WORK REQUEST. Although the data below contains pictures, please reproduce only its words, exactly.

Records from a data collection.
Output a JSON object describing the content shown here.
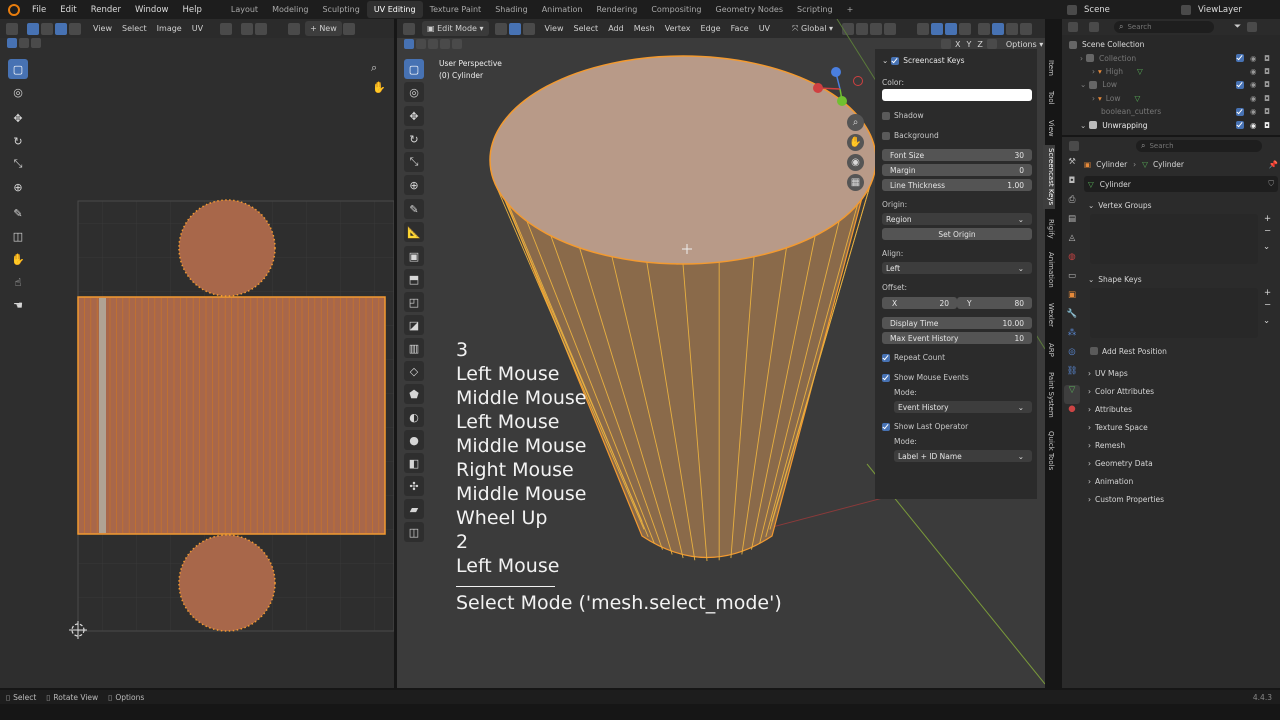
{
  "topbar": {
    "menus": [
      "File",
      "Edit",
      "Render",
      "Window",
      "Help"
    ],
    "workspaces": [
      "Layout",
      "Modeling",
      "Sculpting",
      "UV Editing",
      "Texture Paint",
      "Shading",
      "Animation",
      "Rendering",
      "Compositing",
      "Geometry Nodes",
      "Scripting"
    ],
    "active_workspace": "UV Editing",
    "add_tab": "+",
    "scene": "Scene",
    "view_layer": "ViewLayer"
  },
  "uv_editor": {
    "menus": [
      "View",
      "Select",
      "Image",
      "UV"
    ],
    "new_label": "New"
  },
  "viewport": {
    "mode": "Edit Mode",
    "menus": [
      "View",
      "Select",
      "Add",
      "Mesh",
      "Vertex",
      "Edge",
      "Face",
      "UV"
    ],
    "orientation": "Global",
    "options": "Options",
    "axes": [
      "X",
      "Y",
      "Z"
    ],
    "overlay_title": "User Perspective",
    "overlay_object": "(0) Cylinder"
  },
  "screencast": {
    "lines": [
      "3",
      "Left Mouse",
      "Middle Mouse",
      "Left Mouse",
      "Middle Mouse",
      "Right Mouse",
      "Middle Mouse",
      "Wheel Up",
      "2",
      "Left Mouse"
    ],
    "operator": "Select Mode ('mesh.select_mode')"
  },
  "npanel": {
    "header": "Screencast Keys",
    "color_label": "Color:",
    "shadow": "Shadow",
    "background": "Background",
    "font_size": {
      "label": "Font Size",
      "value": "30"
    },
    "margin": {
      "label": "Margin",
      "value": "0"
    },
    "line_thickness": {
      "label": "Line Thickness",
      "value": "1.00"
    },
    "origin_label": "Origin:",
    "origin_value": "Region",
    "set_origin": "Set Origin",
    "align_label": "Align:",
    "align_value": "Left",
    "offset_label": "Offset:",
    "offset_x_label": "X",
    "offset_x": "20",
    "offset_y_label": "Y",
    "offset_y": "80",
    "display_time": {
      "label": "Display Time",
      "value": "10.00"
    },
    "max_event_history": {
      "label": "Max Event History",
      "value": "10"
    },
    "repeat_count": "Repeat Count",
    "show_mouse_events": "Show Mouse Events",
    "mode_label": "Mode:",
    "mouse_mode_value": "Event History",
    "show_last_operator": "Show Last Operator",
    "operator_mode_label": "Mode:",
    "operator_mode_value": "Label + ID Name",
    "vtabs": [
      "Item",
      "Tool",
      "View",
      "Screencast Keys",
      "Rigify",
      "Animation",
      "Wexler",
      "ARP",
      "Paint System",
      "Quick Tools"
    ]
  },
  "outliner": {
    "search_placeholder": "Search",
    "rows": [
      {
        "name": "Scene Collection",
        "indent": 0
      },
      {
        "name": "Collection",
        "indent": 1
      },
      {
        "name": "High",
        "indent": 2
      },
      {
        "name": "Low",
        "indent": 1
      },
      {
        "name": "Low",
        "indent": 2
      },
      {
        "name": "boolean_cutters",
        "indent": 1
      },
      {
        "name": "Unwrapping",
        "indent": 1
      }
    ]
  },
  "properties": {
    "search_placeholder": "Search",
    "breadcrumb_object": "Cylinder",
    "breadcrumb_data": "Cylinder",
    "data_name": "Cylinder",
    "vertex_groups": "Vertex Groups",
    "shape_keys": "Shape Keys",
    "add_rest_position": "Add Rest Position",
    "panels": [
      "UV Maps",
      "Color Attributes",
      "Attributes",
      "Texture Space",
      "Remesh",
      "Geometry Data",
      "Animation",
      "Custom Properties"
    ]
  },
  "statusbar": {
    "items": [
      "Select",
      "Rotate View",
      "Options"
    ],
    "version": "4.4.3"
  },
  "colors": {
    "accent": "#4772b3",
    "selection_orange": "#f39a30",
    "mesh_face": "#a8674a"
  }
}
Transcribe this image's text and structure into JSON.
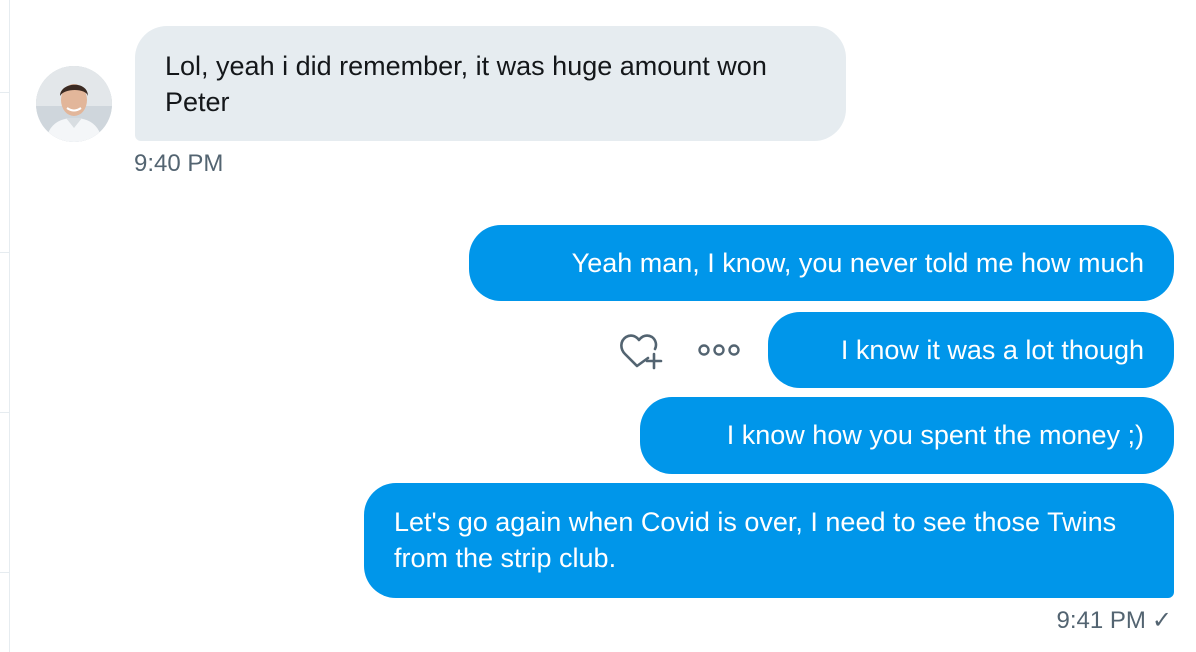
{
  "messages": [
    {
      "direction": "incoming",
      "text": "Lol, yeah i did remember, it was huge amount won Peter"
    },
    {
      "direction": "outgoing",
      "text": "Yeah man, I know, you never told me how much"
    },
    {
      "direction": "outgoing",
      "text": "I know it was a lot though"
    },
    {
      "direction": "outgoing",
      "text": "I know how you spent the money ;)"
    },
    {
      "direction": "outgoing",
      "text": "Let's go again when Covid is over, I need to see those Twins from the strip club."
    }
  ],
  "timestamps": {
    "incoming": "9:40 PM",
    "outgoing": "9:41 PM",
    "outgoing_status": "✓"
  },
  "icons": {
    "react": "heart-plus-icon",
    "more": "more-dots-icon"
  },
  "colors": {
    "outgoing_bubble": "#0096ea",
    "incoming_bubble": "#e6ecf0",
    "timestamp": "#536471"
  }
}
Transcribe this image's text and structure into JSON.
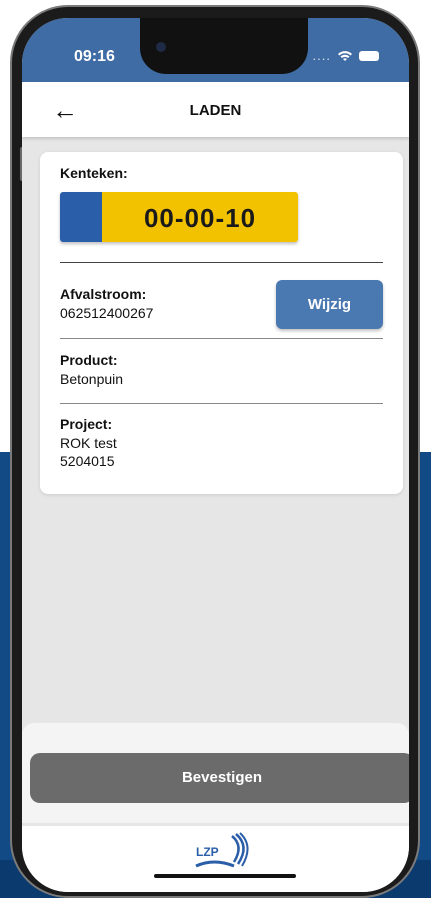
{
  "status_bar": {
    "time": "09:16",
    "signal_dots": "....",
    "wifi_icon": "wifi-icon",
    "battery_icon": "battery-icon"
  },
  "header": {
    "back_icon": "arrow-left-icon",
    "title": "LADEN"
  },
  "card": {
    "kenteken_label": "Kenteken:",
    "license_plate": "00-00-10",
    "afvalstroom_label": "Afvalstroom:",
    "afvalstroom_value": "062512400267",
    "wijzig_button": "Wijzig",
    "product_label": "Product:",
    "product_value": "Betonpuin",
    "project_label": "Project:",
    "project_name": "ROK test",
    "project_number": "5204015"
  },
  "footer": {
    "confirm_button": "Bevestigen",
    "logo_text": "LZP"
  },
  "colors": {
    "header_blue": "#3f6ca4",
    "plate_yellow": "#f2c200",
    "plate_blue": "#2a5ea8",
    "button_blue": "#4a78b0",
    "confirm_gray": "#6b6b6b",
    "background_blue": "#124a86"
  }
}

RESULT FOR THIS EXERCISE.
Output a JSON object describing the content shown here.
{
  "topbar": {
    "menus": [
      "File",
      "Edit",
      "Render",
      "Window",
      "Help"
    ],
    "workspaces": [
      "Layout",
      "Modeling",
      "Sculpting",
      "UV Editing",
      "Texture Paint",
      "Shading",
      "Animation",
      "Rendering",
      "Compositing",
      "Geometry Nodes",
      "Scripting"
    ],
    "active_workspace": "UV Editing",
    "add_tab": "+",
    "scene": "Scene",
    "view_layer": "ViewLayer"
  },
  "uv_editor": {
    "menus": [
      "View",
      "Select",
      "Image",
      "UV"
    ],
    "new_label": "New"
  },
  "viewport": {
    "mode": "Edit Mode",
    "menus": [
      "View",
      "Select",
      "Add",
      "Mesh",
      "Vertex",
      "Edge",
      "Face",
      "UV"
    ],
    "orientation": "Global",
    "options": "Options",
    "axes": [
      "X",
      "Y",
      "Z"
    ],
    "overlay_title": "User Perspective",
    "overlay_object": "(0) Cylinder"
  },
  "screencast": {
    "lines": [
      "3",
      "Left Mouse",
      "Middle Mouse",
      "Left Mouse",
      "Middle Mouse",
      "Right Mouse",
      "Middle Mouse",
      "Wheel Up",
      "2",
      "Left Mouse"
    ],
    "operator": "Select Mode ('mesh.select_mode')"
  },
  "npanel": {
    "header": "Screencast Keys",
    "color_label": "Color:",
    "shadow": "Shadow",
    "background": "Background",
    "font_size": {
      "label": "Font Size",
      "value": "30"
    },
    "margin": {
      "label": "Margin",
      "value": "0"
    },
    "line_thickness": {
      "label": "Line Thickness",
      "value": "1.00"
    },
    "origin_label": "Origin:",
    "origin_value": "Region",
    "set_origin": "Set Origin",
    "align_label": "Align:",
    "align_value": "Left",
    "offset_label": "Offset:",
    "offset_x_label": "X",
    "offset_x": "20",
    "offset_y_label": "Y",
    "offset_y": "80",
    "display_time": {
      "label": "Display Time",
      "value": "10.00"
    },
    "max_event_history": {
      "label": "Max Event History",
      "value": "10"
    },
    "repeat_count": "Repeat Count",
    "show_mouse_events": "Show Mouse Events",
    "mode_label": "Mode:",
    "mouse_mode_value": "Event History",
    "show_last_operator": "Show Last Operator",
    "operator_mode_label": "Mode:",
    "operator_mode_value": "Label + ID Name",
    "vtabs": [
      "Item",
      "Tool",
      "View",
      "Screencast Keys",
      "Rigify",
      "Animation",
      "Wexler",
      "ARP",
      "Paint System",
      "Quick Tools"
    ]
  },
  "outliner": {
    "search_placeholder": "Search",
    "rows": [
      {
        "name": "Scene Collection",
        "indent": 0
      },
      {
        "name": "Collection",
        "indent": 1
      },
      {
        "name": "High",
        "indent": 2
      },
      {
        "name": "Low",
        "indent": 1
      },
      {
        "name": "Low",
        "indent": 2
      },
      {
        "name": "boolean_cutters",
        "indent": 1
      },
      {
        "name": "Unwrapping",
        "indent": 1
      }
    ]
  },
  "properties": {
    "search_placeholder": "Search",
    "breadcrumb_object": "Cylinder",
    "breadcrumb_data": "Cylinder",
    "data_name": "Cylinder",
    "vertex_groups": "Vertex Groups",
    "shape_keys": "Shape Keys",
    "add_rest_position": "Add Rest Position",
    "panels": [
      "UV Maps",
      "Color Attributes",
      "Attributes",
      "Texture Space",
      "Remesh",
      "Geometry Data",
      "Animation",
      "Custom Properties"
    ]
  },
  "statusbar": {
    "items": [
      "Select",
      "Rotate View",
      "Options"
    ],
    "version": "4.4.3"
  },
  "colors": {
    "accent": "#4772b3",
    "selection_orange": "#f39a30",
    "mesh_face": "#a8674a"
  }
}
Transcribe this image's text and structure into JSON.
{
  "messages": [
    {
      "direction": "incoming",
      "text": "Lol, yeah i did remember, it was huge amount won Peter"
    },
    {
      "direction": "outgoing",
      "text": "Yeah man, I know, you never told me how much"
    },
    {
      "direction": "outgoing",
      "text": "I know it was a lot though"
    },
    {
      "direction": "outgoing",
      "text": "I know how you spent the money ;)"
    },
    {
      "direction": "outgoing",
      "text": "Let's go again when Covid is over, I need to see those Twins from the strip club."
    }
  ],
  "timestamps": {
    "incoming": "9:40 PM",
    "outgoing": "9:41 PM",
    "outgoing_status": "✓"
  },
  "icons": {
    "react": "heart-plus-icon",
    "more": "more-dots-icon"
  },
  "colors": {
    "outgoing_bubble": "#0096ea",
    "incoming_bubble": "#e6ecf0",
    "timestamp": "#536471"
  }
}
Transcribe this image's text and structure into JSON.
{
  "status_bar": {
    "time": "09:16",
    "signal_dots": "....",
    "wifi_icon": "wifi-icon",
    "battery_icon": "battery-icon"
  },
  "header": {
    "back_icon": "arrow-left-icon",
    "title": "LADEN"
  },
  "card": {
    "kenteken_label": "Kenteken:",
    "license_plate": "00-00-10",
    "afvalstroom_label": "Afvalstroom:",
    "afvalstroom_value": "062512400267",
    "wijzig_button": "Wijzig",
    "product_label": "Product:",
    "product_value": "Betonpuin",
    "project_label": "Project:",
    "project_name": "ROK test",
    "project_number": "5204015"
  },
  "footer": {
    "confirm_button": "Bevestigen",
    "logo_text": "LZP"
  },
  "colors": {
    "header_blue": "#3f6ca4",
    "plate_yellow": "#f2c200",
    "plate_blue": "#2a5ea8",
    "button_blue": "#4a78b0",
    "confirm_gray": "#6b6b6b",
    "background_blue": "#124a86"
  }
}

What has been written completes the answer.